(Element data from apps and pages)

========

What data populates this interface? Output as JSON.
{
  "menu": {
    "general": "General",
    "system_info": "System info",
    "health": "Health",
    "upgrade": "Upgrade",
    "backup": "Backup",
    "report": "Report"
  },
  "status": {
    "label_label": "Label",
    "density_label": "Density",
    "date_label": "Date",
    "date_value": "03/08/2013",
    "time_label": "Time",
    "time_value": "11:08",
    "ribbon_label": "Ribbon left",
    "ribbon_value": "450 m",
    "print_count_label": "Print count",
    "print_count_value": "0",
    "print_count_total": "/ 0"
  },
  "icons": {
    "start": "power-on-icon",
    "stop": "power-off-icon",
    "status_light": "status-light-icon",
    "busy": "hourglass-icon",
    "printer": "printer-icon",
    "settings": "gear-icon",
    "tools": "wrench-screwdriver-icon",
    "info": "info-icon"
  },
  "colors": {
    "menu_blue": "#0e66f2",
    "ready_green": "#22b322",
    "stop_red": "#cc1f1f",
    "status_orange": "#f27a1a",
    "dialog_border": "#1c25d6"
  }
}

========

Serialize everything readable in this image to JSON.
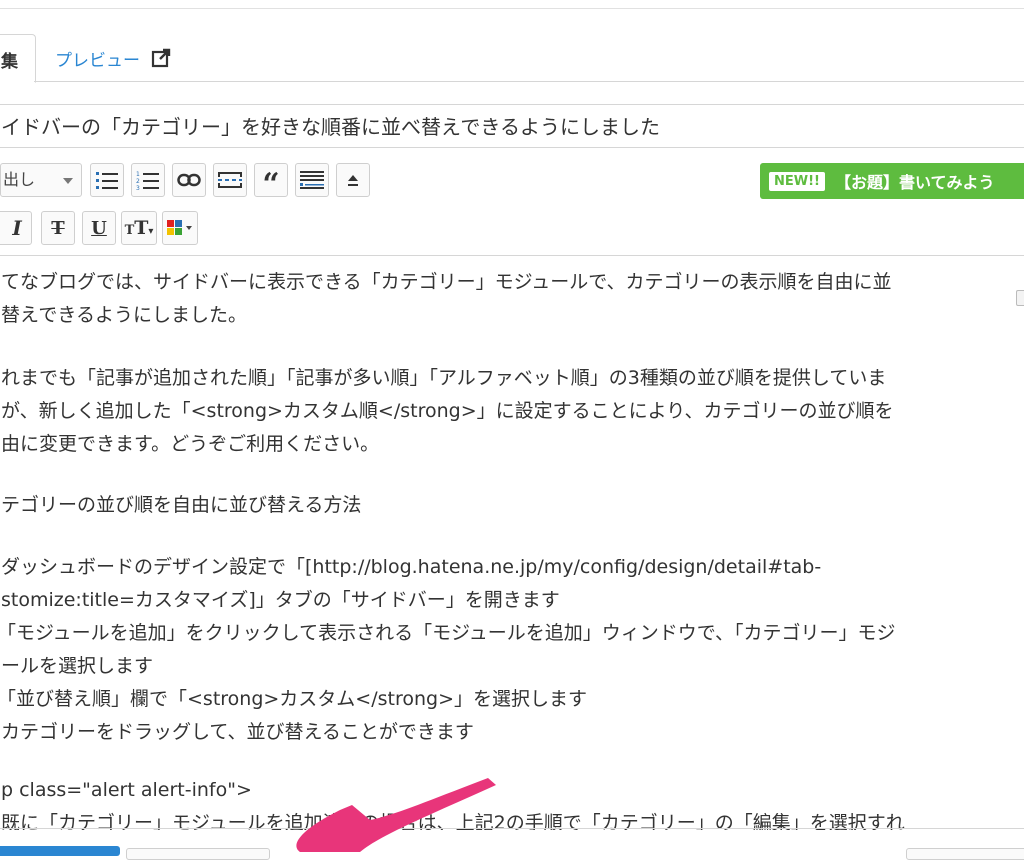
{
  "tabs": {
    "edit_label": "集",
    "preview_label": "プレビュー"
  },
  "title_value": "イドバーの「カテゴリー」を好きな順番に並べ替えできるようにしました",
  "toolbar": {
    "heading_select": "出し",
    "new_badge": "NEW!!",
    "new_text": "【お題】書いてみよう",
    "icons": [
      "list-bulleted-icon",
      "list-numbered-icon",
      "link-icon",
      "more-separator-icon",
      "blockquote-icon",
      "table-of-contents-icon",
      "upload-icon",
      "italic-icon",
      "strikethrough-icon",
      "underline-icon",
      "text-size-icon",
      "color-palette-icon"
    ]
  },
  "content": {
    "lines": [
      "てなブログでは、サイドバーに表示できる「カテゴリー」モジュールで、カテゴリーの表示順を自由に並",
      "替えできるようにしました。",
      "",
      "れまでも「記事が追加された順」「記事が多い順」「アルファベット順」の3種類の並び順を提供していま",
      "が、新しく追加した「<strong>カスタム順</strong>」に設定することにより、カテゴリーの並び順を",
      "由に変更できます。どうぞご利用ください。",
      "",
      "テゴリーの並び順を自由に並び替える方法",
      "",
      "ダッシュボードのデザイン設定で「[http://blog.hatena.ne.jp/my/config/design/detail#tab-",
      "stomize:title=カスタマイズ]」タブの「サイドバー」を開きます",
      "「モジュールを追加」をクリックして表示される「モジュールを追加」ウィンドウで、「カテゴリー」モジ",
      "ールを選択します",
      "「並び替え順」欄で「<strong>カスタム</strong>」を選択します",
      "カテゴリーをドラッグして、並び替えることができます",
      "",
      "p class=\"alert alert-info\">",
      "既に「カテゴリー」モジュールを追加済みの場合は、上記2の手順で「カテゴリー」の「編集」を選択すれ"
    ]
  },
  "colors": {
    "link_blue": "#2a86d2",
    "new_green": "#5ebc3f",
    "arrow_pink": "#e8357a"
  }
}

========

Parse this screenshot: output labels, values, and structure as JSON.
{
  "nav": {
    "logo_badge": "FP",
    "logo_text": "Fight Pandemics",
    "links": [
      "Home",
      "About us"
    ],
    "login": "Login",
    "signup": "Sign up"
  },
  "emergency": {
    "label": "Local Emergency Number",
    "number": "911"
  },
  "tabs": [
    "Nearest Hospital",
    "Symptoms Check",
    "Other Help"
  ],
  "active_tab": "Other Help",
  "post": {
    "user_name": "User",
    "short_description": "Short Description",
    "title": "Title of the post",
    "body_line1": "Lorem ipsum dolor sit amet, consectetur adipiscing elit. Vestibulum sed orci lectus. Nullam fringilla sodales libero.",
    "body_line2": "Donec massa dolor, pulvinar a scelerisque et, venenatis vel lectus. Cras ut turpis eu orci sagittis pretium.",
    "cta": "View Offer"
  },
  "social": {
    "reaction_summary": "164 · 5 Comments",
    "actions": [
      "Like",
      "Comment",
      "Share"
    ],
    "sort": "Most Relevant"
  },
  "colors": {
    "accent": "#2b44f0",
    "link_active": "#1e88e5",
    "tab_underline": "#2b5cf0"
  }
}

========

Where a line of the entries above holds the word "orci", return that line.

    "body_line1": "Lorem ipsum dolor sit amet, consectetur adipiscing elit. Vestibulum sed orci lectus. Nullam fringilla sodales libero.",
    "body_line2": "Donec massa dolor, pulvinar a scelerisque et, venenatis vel lectus. Cras ut turpis eu orci sagittis pretium.",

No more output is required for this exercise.